The six months of training was hard. It forced me to do the scary thing. I inventoried my life as it pertains to the philosophies of yoga and realized I have a lot of growth available in me. I opened up to these women and divulged painful parts of my divorce that I kept so tightly bottled up I was afraid they would explode out like a shaken soda bottle if I gave them even a little bit of air. I wrote yoga flows to teach to strangers. I lead friends in meditations. I mastered a lot of Sanskrit. I observed classes geared for our honored military Veterans and for broken angels of depression. I learned that yoga gets harder as you journey deeper into it. I learned that soaking in a lavender Epsom salt bath is the best way to love myself after five intense practices in two days. I now know that chair yoga isn’t for sissies. I learned that there isn’t enough time in my day to read all of the books on yoga that I want, or take all of the classes with all of the teachers that I love. I learned that teaching yoga is so much more rewarding than I ever dreamed it would be. I learned that eating meat really isn’t my jam (not in the typical yogi path way, but more in how my own body processes food). I learned that my fellow 78-year old classmate is one of the fiercest women I’ve ever met and I hope to be her when I grow up. And more than anything, I learned that I’m just starting on the lifelong path of being a yogi. I feel so much gratitude for being able to train WHERE I did, with WHOM I did, and WHEN I did.
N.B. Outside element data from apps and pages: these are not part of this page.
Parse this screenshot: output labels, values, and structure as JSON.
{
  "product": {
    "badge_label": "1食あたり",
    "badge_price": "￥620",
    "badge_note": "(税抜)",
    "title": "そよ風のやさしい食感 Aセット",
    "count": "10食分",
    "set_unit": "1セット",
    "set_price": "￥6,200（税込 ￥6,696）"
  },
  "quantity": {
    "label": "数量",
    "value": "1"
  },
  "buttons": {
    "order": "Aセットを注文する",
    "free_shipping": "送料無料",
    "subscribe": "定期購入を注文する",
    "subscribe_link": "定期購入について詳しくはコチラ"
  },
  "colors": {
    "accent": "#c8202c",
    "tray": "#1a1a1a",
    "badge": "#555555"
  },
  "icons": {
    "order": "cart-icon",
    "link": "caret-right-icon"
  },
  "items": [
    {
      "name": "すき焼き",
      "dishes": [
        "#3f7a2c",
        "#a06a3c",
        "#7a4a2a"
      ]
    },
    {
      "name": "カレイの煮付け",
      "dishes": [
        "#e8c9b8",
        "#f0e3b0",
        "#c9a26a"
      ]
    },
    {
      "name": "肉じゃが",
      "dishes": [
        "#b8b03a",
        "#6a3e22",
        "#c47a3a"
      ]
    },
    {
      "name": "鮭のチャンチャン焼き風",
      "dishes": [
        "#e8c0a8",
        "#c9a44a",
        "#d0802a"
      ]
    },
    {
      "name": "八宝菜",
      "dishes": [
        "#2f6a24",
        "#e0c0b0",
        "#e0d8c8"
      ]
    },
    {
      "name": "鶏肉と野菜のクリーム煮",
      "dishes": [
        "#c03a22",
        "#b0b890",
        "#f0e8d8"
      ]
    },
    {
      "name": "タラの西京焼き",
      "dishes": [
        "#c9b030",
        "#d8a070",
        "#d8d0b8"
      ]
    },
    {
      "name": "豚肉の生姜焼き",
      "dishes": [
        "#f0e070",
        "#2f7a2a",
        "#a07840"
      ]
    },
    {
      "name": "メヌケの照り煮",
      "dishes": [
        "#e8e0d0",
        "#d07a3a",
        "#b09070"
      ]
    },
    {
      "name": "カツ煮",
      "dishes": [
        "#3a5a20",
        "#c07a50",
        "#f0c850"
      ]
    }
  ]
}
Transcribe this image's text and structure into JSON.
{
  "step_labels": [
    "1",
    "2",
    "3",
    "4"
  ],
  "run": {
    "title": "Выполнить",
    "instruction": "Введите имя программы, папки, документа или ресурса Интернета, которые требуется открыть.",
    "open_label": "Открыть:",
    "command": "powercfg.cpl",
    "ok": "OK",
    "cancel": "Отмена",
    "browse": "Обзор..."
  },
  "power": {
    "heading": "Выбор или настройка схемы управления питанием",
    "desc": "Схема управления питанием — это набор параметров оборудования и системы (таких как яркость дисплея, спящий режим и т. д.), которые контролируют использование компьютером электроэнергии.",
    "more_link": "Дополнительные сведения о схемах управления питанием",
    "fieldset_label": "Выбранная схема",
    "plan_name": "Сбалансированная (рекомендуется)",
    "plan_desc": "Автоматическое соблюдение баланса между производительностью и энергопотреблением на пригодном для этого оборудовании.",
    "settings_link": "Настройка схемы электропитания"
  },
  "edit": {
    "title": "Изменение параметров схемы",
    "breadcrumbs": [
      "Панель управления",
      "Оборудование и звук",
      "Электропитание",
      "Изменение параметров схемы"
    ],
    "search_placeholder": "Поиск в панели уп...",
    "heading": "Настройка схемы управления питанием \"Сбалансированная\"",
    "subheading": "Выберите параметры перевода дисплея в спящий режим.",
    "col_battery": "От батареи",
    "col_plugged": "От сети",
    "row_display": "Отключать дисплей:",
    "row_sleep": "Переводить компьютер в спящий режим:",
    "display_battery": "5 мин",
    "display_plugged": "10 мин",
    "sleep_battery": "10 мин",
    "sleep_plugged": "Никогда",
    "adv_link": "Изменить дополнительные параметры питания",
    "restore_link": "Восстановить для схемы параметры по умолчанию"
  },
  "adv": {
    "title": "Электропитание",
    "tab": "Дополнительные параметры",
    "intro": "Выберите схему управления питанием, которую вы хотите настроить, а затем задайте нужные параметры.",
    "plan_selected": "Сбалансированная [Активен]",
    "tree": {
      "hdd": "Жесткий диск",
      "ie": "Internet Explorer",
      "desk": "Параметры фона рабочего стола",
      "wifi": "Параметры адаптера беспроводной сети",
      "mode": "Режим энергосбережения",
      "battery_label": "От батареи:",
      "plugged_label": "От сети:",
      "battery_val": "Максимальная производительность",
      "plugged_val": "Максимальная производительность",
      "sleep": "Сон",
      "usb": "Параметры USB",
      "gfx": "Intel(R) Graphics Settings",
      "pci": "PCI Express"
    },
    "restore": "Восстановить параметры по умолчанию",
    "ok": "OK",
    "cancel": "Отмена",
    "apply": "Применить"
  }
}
I started teaching a few months ago. It’s not always perfect. Sometimes it’s a little disorganized. But it’s my version of a perfectly imperfect yoga flow with a bit of my soul sprinkled into every pose, every breath, and every moment of the guided meditations that bookend my classes. I aim to add a glimpse of my wit into every class, and make my victims, er-students, fall in love with their practice just as I did.
The universe has a beautiful way of presenting opportunities to you when you need them most. Be patient with yourself and with life. But at the same time, do the scary thing. Take the leap. Invest in yourself. You are worth it. We are all worth it.